Prof. Harriet Murav will teach the course Dostoevsky (RUSS 322 and RUSS 522). Dostoevsky’s Russia was beset by violent terrorism, political and economic uncertainty, religious fervor, and social experimentation. Dostoevsky grappled with the major questions of the modern era in a boldly experimental style. His characters and his novels debate a range of issues, including, criminality, sexuality, sin, and redemption. Politics and religious and ethnic tension are explicit themes of his works. He was a political radical as a young man, who was sentenced to death for crimes against the government, but was reprieved. By the end of his life he associated with right-wing government figures. He suffered epileptic seizures during which he experienced mystical ecstasy. He described himself as a child of his century, subject to doubt, and yet later proclaimed his belief in the resurrection of the body and eternal life.

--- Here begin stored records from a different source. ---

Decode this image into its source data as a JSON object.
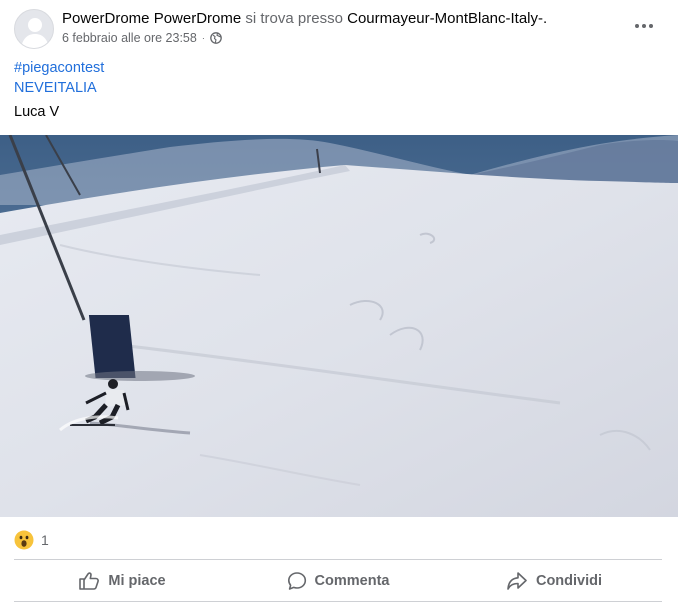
{
  "post": {
    "author": "PowerDrome PowerDrome",
    "at_text": "si trova presso",
    "place": "Courmayeur-MontBlanc-Italy-.",
    "timestamp": "6 febbraio alle ore 23:58",
    "privacy_icon": "globe-icon",
    "hashtags": [
      "#piegacontest",
      "NEVEITALIA"
    ],
    "caption": "Luca V"
  },
  "reactions": {
    "icon": "wow-emoji",
    "count": "1"
  },
  "actions": {
    "like": "Mi piace",
    "comment": "Commenta",
    "share": "Condividi"
  },
  "colors": {
    "hashtag": "#216fdb",
    "secondary_text": "#65676b",
    "divider": "#ced0d4"
  }
}
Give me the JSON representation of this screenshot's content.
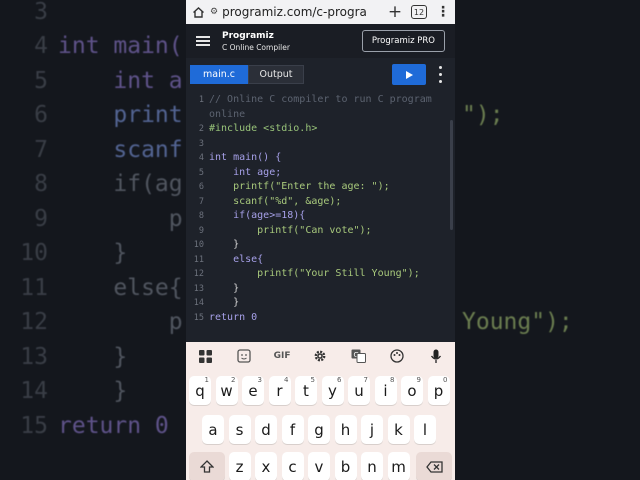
{
  "background": {
    "lines": [
      {
        "num": "3",
        "code": ""
      },
      {
        "num": "4",
        "code": "int main("
      },
      {
        "num": "5",
        "code": "    int a"
      },
      {
        "num": "6",
        "code": "    print"
      },
      {
        "num": "7",
        "code": "    scanf"
      },
      {
        "num": "8",
        "code": "    if(ag"
      },
      {
        "num": "9",
        "code": "        p"
      },
      {
        "num": "10",
        "code": "    }"
      },
      {
        "num": "11",
        "code": "    else{"
      },
      {
        "num": "12",
        "code": "        p"
      },
      {
        "num": "13",
        "code": "    }"
      },
      {
        "num": "14",
        "code": "    }"
      },
      {
        "num": "15",
        "code": "return 0"
      }
    ],
    "right_fragments": [
      "\");",
      "Young\");"
    ]
  },
  "browser": {
    "url": "programiz.com/c-progra",
    "tab_count": "12"
  },
  "header": {
    "logo_text": "Programiz",
    "subtitle": "C Online Compiler",
    "pro_button": "Programiz PRO"
  },
  "toolbar": {
    "file_tab": "main.c",
    "output_tab": "Output"
  },
  "editor": {
    "lines": [
      {
        "num": "1",
        "code": "// Online C compiler to run C program"
      },
      {
        "num": "",
        "code": "online"
      },
      {
        "num": "2",
        "code": "#include <stdio.h>"
      },
      {
        "num": "3",
        "code": ""
      },
      {
        "num": "4",
        "code": "int main() {"
      },
      {
        "num": "5",
        "code": "    int age;"
      },
      {
        "num": "6",
        "code": "    printf(\"Enter the age: \");"
      },
      {
        "num": "7",
        "code": "    scanf(\"%d\", &age);"
      },
      {
        "num": "8",
        "code": "    if(age>=18){"
      },
      {
        "num": "9",
        "code": "        printf(\"Can vote\");"
      },
      {
        "num": "10",
        "code": "    }"
      },
      {
        "num": "11",
        "code": "    else{"
      },
      {
        "num": "12",
        "code": "        printf(\"Your Still Young\");"
      },
      {
        "num": "13",
        "code": "    }"
      },
      {
        "num": "14",
        "code": "    }"
      },
      {
        "num": "15",
        "code": "return 0"
      }
    ]
  },
  "keyboard": {
    "toolbar": {
      "gif_label": "GIF"
    },
    "row1": [
      {
        "key": "q",
        "sub": "1"
      },
      {
        "key": "w",
        "sub": "2"
      },
      {
        "key": "e",
        "sub": "3"
      },
      {
        "key": "r",
        "sub": "4"
      },
      {
        "key": "t",
        "sub": "5"
      },
      {
        "key": "y",
        "sub": "6"
      },
      {
        "key": "u",
        "sub": "7"
      },
      {
        "key": "i",
        "sub": "8"
      },
      {
        "key": "o",
        "sub": "9"
      },
      {
        "key": "p",
        "sub": "0"
      }
    ],
    "row2": [
      "a",
      "s",
      "d",
      "f",
      "g",
      "h",
      "j",
      "k",
      "l"
    ],
    "row3": [
      "z",
      "x",
      "c",
      "v",
      "b",
      "n",
      "m"
    ]
  },
  "colors": {
    "accent": "#1f6bd8",
    "editor_bg": "#1e222a",
    "keyboard_bg": "#f7ece9"
  }
}
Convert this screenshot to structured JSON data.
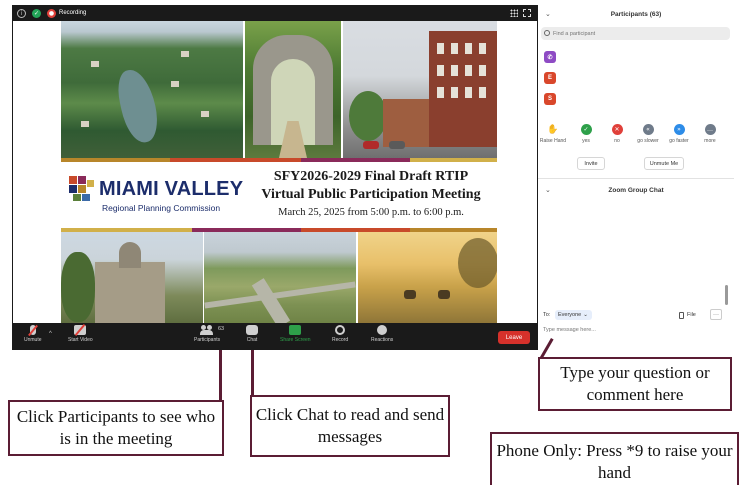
{
  "top_bar": {
    "recording_label": "Recording",
    "icons": [
      "info-icon",
      "shield-icon",
      "recording-icon",
      "grid-icon",
      "fullscreen-icon"
    ]
  },
  "slide": {
    "logo_title": "MIAMI VALLEY",
    "logo_subtitle": "Regional Planning Commission",
    "title_line1": "SFY2026-2029 Final Draft RTIP",
    "title_line2": "Virtual Public Participation Meeting",
    "date_line": "March 25, 2025  from 5:00 p.m. to 6:00 p.m."
  },
  "toolbar": {
    "unmute_label": "Unmute",
    "start_video_label": "Start Video",
    "participants_label": "Participants",
    "participants_count": "63",
    "chat_label": "Chat",
    "share_screen_label": "Share Screen",
    "record_label": "Record",
    "reactions_label": "Reactions",
    "leave_label": "Leave"
  },
  "participants_panel": {
    "header": "Participants (63)",
    "search_placeholder": "Find a participant",
    "avatars": [
      {
        "label": "",
        "color": "#8e4bc4",
        "icon": "phone-icon"
      },
      {
        "label": "E",
        "color": "#d9472b"
      },
      {
        "label": "S",
        "color": "#d9472b"
      }
    ],
    "feedback": [
      {
        "label": "Raise Hand",
        "icon": "raise-hand-icon",
        "color": "#3d8fd8"
      },
      {
        "label": "yes",
        "icon": "check-icon",
        "color": "#2ea04a"
      },
      {
        "label": "no",
        "icon": "x-icon",
        "color": "#e0403a"
      },
      {
        "label": "go slower",
        "icon": "rewind-icon",
        "color": "#6f7b8a"
      },
      {
        "label": "go faster",
        "icon": "fast-forward-icon",
        "color": "#2d8ce8"
      },
      {
        "label": "more",
        "icon": "ellipsis-icon",
        "color": "#6f7b8a"
      }
    ],
    "invite_label": "Invite",
    "unmute_me_label": "Unmute Me"
  },
  "chat_panel": {
    "header": "Zoom Group Chat",
    "to_label": "To:",
    "recipient": "Everyone",
    "file_label": "File",
    "more_label": "···",
    "message_placeholder": "Type message here..."
  },
  "callouts": {
    "participants": "Click Participants to see who is in the meeting",
    "chat": "Click Chat to read and send messages",
    "question": "Type your question or comment here",
    "phone": "Phone Only:  Press *9 to raise your hand"
  },
  "colors": {
    "callout_border": "#5b1d34",
    "leave_button": "#d6312b",
    "share_screen": "#2ea04a",
    "logo_navy": "#1c2d6b"
  }
}
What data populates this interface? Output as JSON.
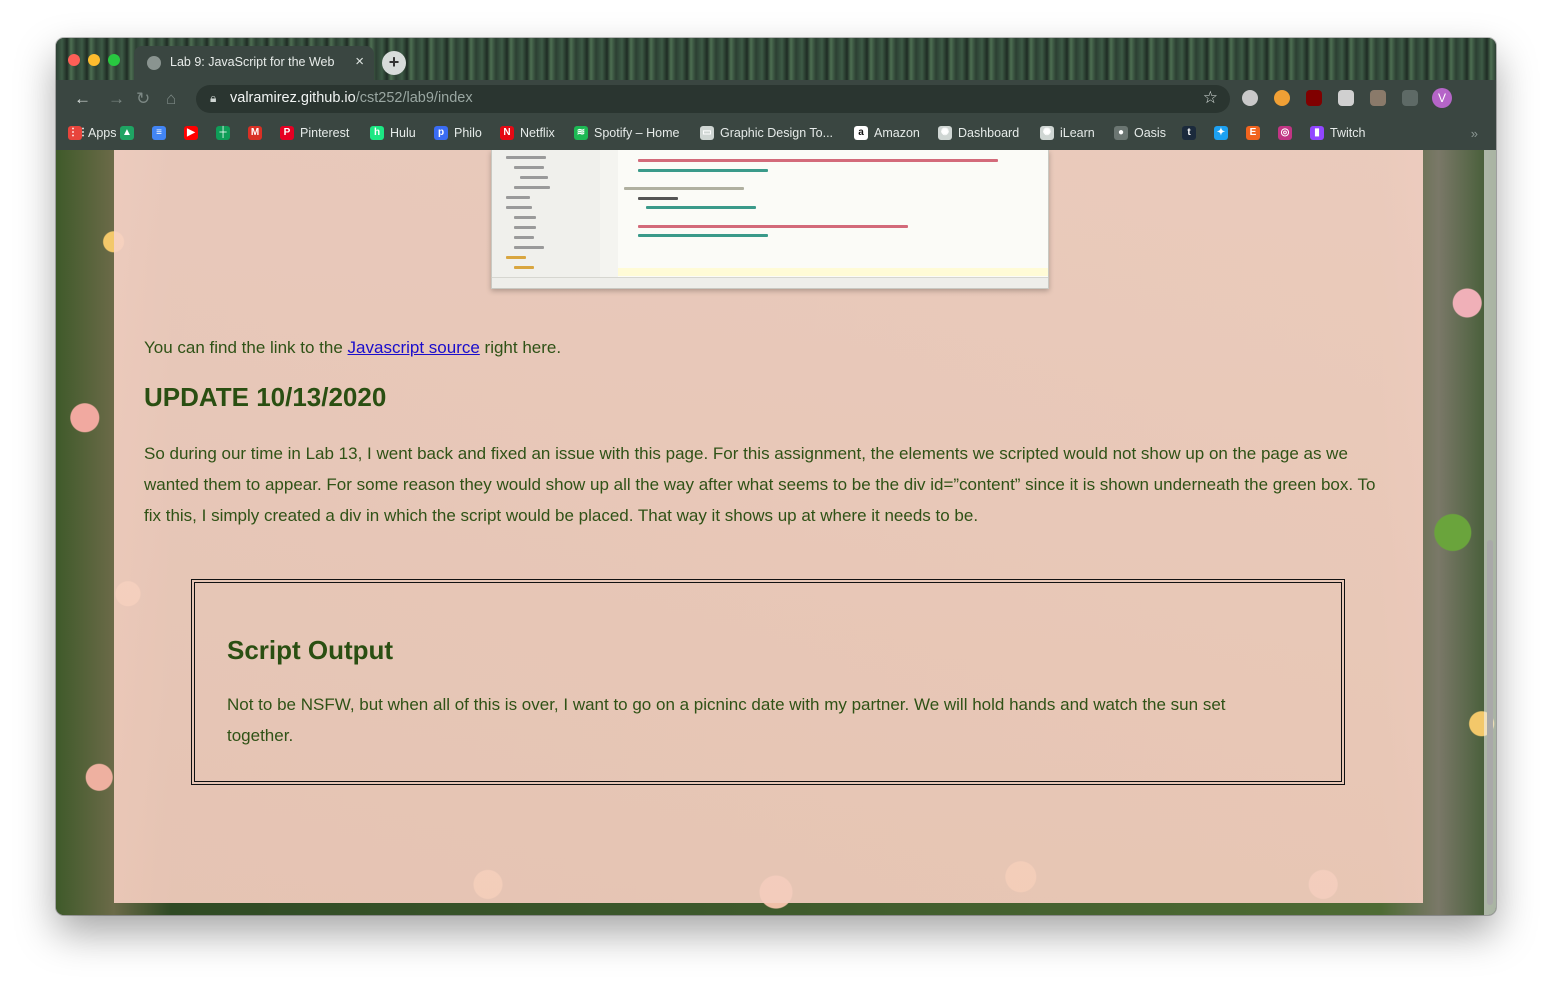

The Idiot (1869) is Dostoevsky’s portrait of a “wholly good man,” Demons (1871) is the opposite, a portrait of evil. Dostoevsky’s twin explorations of terrorism and capitalism are particularly timely in the early 21st century.
The graduate section, Russian 522, meets with Russian 322, plus an additional hour per week for a separate graduate section. Grad students read the English translation, and as much Russian as is fitting for each student’s level. A set of critical articles sets out the major issues in Dostoevsky studies today—Bakhtin is still relevant.